Hausmann Quartet at Berkeley Chamber Performances

October 21, 2014

Looking for faith in unexpected places.

The Berkeley City Club, a building designed by Julia Morgan and dedicated in 1930, is the jewel-like scene of a monthly chamber concert series, conceived and run by Joanne de Phillips as the Berkeley Chamber Performances. They inaugurated this year’s concerts on Tuesday, Sept. 21 with the Hausmann Quartet, an accomplished young foursome with a luscious sound and an experimental bent.

Their program put together a twentieth century rebel, a nineteenth century romantic, and a lovely contemporary work for an evening that began with a prank and ended with a prayer.

There was a sizable turnout despite some bad timing. Tuesday’s first game of the World Series put a small damper on this sophisticated event, with concertgoers furtively checking their cell phones as the lights dimmed. But as the quartet exploded into jazz scales and carnival flair in Louis Gruenberg’s Four Diversions, our imaginations left the Giants and the Kansas City Royals behind.

In Gruenberg’s work one could hear bits of ragtime, bits of Stravinski, a burlesque of bright colors in an everyday kind of madness. Isaac Allen played first violin with sharp top notes and rich depths. In the eerie and slightly sinister second movement his notes slurred and leaned on each other and then collapsed in a pile.

High violin scribbles were etched against the lowest notes of cello, amply supplied by Alex Greenbaum, who proved equal to the varied and exceptional demands of the program. After a slow pseudo-rhumba, the spotlight shifted to violist Angela Choong, whose exceptionally warm tone proved to be the heart of this ensemble.

Hausmann Quartet - by Adrian Bonifacio
Photo of the Hausmann Quartet, from left: Isaac Allen, Melody Chang, Alex Greenbaum and Angela Choong; photo by Adrian Bonifacio at Noe Valley.

And if Choong was the heart, newcomer violinist Melody Chang proved to be the flair, taking the first violin part in difficult Schumann runs and then in Kevin Puts’ stirring Credo. This violinist was surprisingly edgy in a quartet of long romantic gestures. Schumann’s less-performed Quartet in F-Ma Op. 41, No. 2 was a workout for the foursome, with gorgeous lines and unexpected joins.

And then came a present day masterpiece.
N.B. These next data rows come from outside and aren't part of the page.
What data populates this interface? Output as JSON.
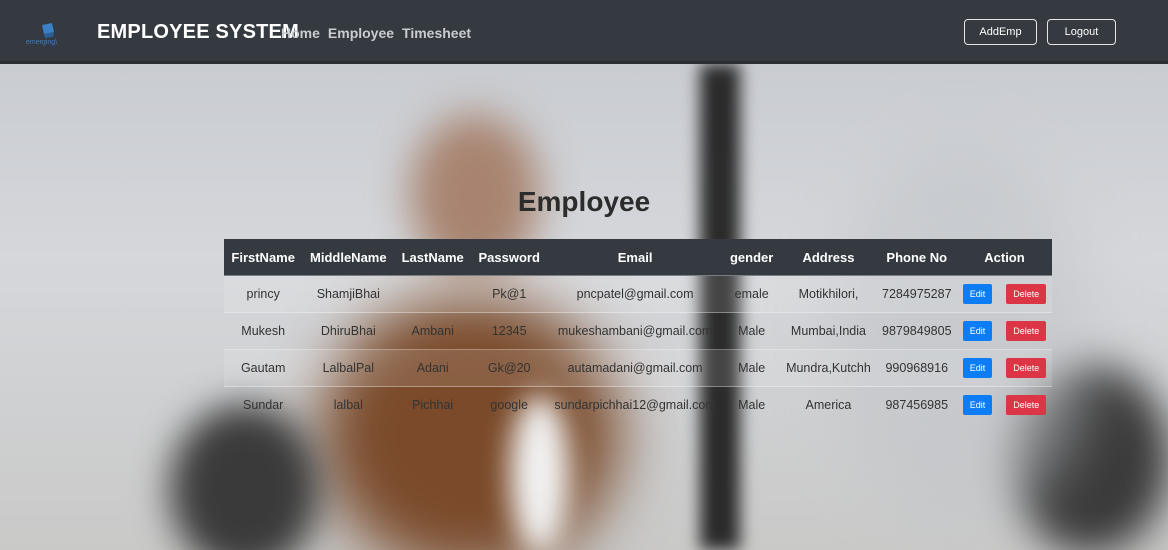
{
  "navbar": {
    "logo_text": "emerging\\",
    "brand": "EMPLOYEE SYSTEM",
    "links": [
      "Home",
      "Employee",
      "Timesheet"
    ],
    "add_button": "AddEmp",
    "logout_button": "Logout"
  },
  "main": {
    "title": "Employee",
    "columns": [
      "FirstName",
      "MiddleName",
      "LastName",
      "Password",
      "Email",
      "gender",
      "Address",
      "Phone No",
      "Action"
    ],
    "rows": [
      {
        "first": "princy",
        "middle": "ShamjiBhai",
        "last": "",
        "password": "Pk@1",
        "email": "pncpatel@gmail.com",
        "gender": "emale",
        "address": "Motikhilori,",
        "phone": "7284975287"
      },
      {
        "first": "Mukesh",
        "middle": "DhiruBhai",
        "last": "Ambani",
        "password": "12345",
        "email": "mukeshambani@gmail.com",
        "gender": "Male",
        "address": "Mumbai,India",
        "phone": "9879849805"
      },
      {
        "first": "Gautam",
        "middle": "LalbalPal",
        "last": "Adani",
        "password": "Gk@20",
        "email": "autamadani@gmail.com",
        "gender": "Male",
        "address": "Mundra,Kutchh",
        "phone": "990968916"
      },
      {
        "first": "Sundar",
        "middle": "lalbal",
        "last": "Pichhai",
        "password": "google",
        "email": "sundarpichhai12@gmail.com",
        "gender": "Male",
        "address": "America",
        "phone": "987456985"
      }
    ],
    "edit_label": "Edit",
    "delete_label": "Delete"
  },
  "colors": {
    "navbar": "#343a40",
    "edit": "#0d7df5",
    "delete": "#dc3545"
  }
}
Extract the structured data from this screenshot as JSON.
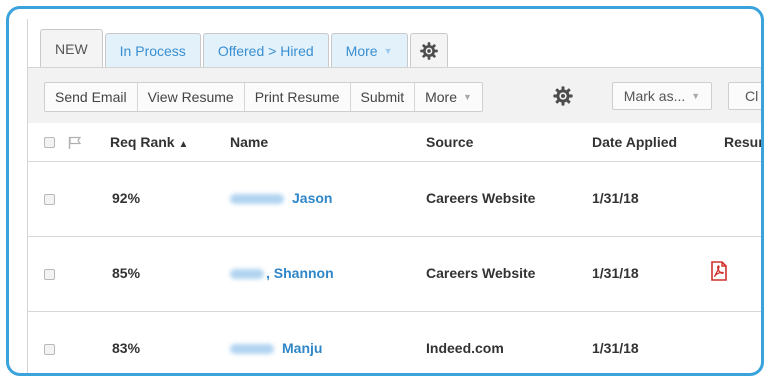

After intermission (and an announcement that the Giants had hung onto their lead!) the Hausmann Quartet performed a work that will surely endure, and performed it powerfully. It began with harmonics and the sounds of tuning, high gestures and low simple chords, and then slowed to balance on that knife-edge between hope and devastation.

In a letter read by cellist Greenbaum, Kevin Puts described his choice of Credo for a 2005 commission, a composition that was meant to be “the lighter side of America.” He wrote the piece, he said, while “young lives and billions of dollars poured into a hopeless war [in Iraq] and millions marched with an appalled understanding that America was ceding its role as the best hope of mankind. Around this time a disturbed loner finally enacted his plan to gun down a record-breaking number of his fellow students at Virginia Tech.”

“One day I noticed the word ‘Believe’ emblazoned across a building. I later learned this was part of a campaign by the City of Baltimore, where ten percent of its population is addicted to either heroin or cocaine. Sometimes it seems all you can do is believe.”

“I have found solace in the strangest places,” wrote Puts.

Pieced together with modern daring amid quotes from Bach and the Latin Mass, his Credo was birthed in the pain of our history. But as I listened to the Hausmann Quartet perform its haunting last movement, I could also hear the song that Jews sang in the concentration camps, Ani ma’amim: “I believe with perfect faith/ in the coming of the Messiah/ And though he tarry/ Still I believe.”

After slow-bowed phrases finally stilled, there was a long minute of silence before people began to applaud.

For information on their next concert, see www.berkeleychamberperform.org

—Adam Broner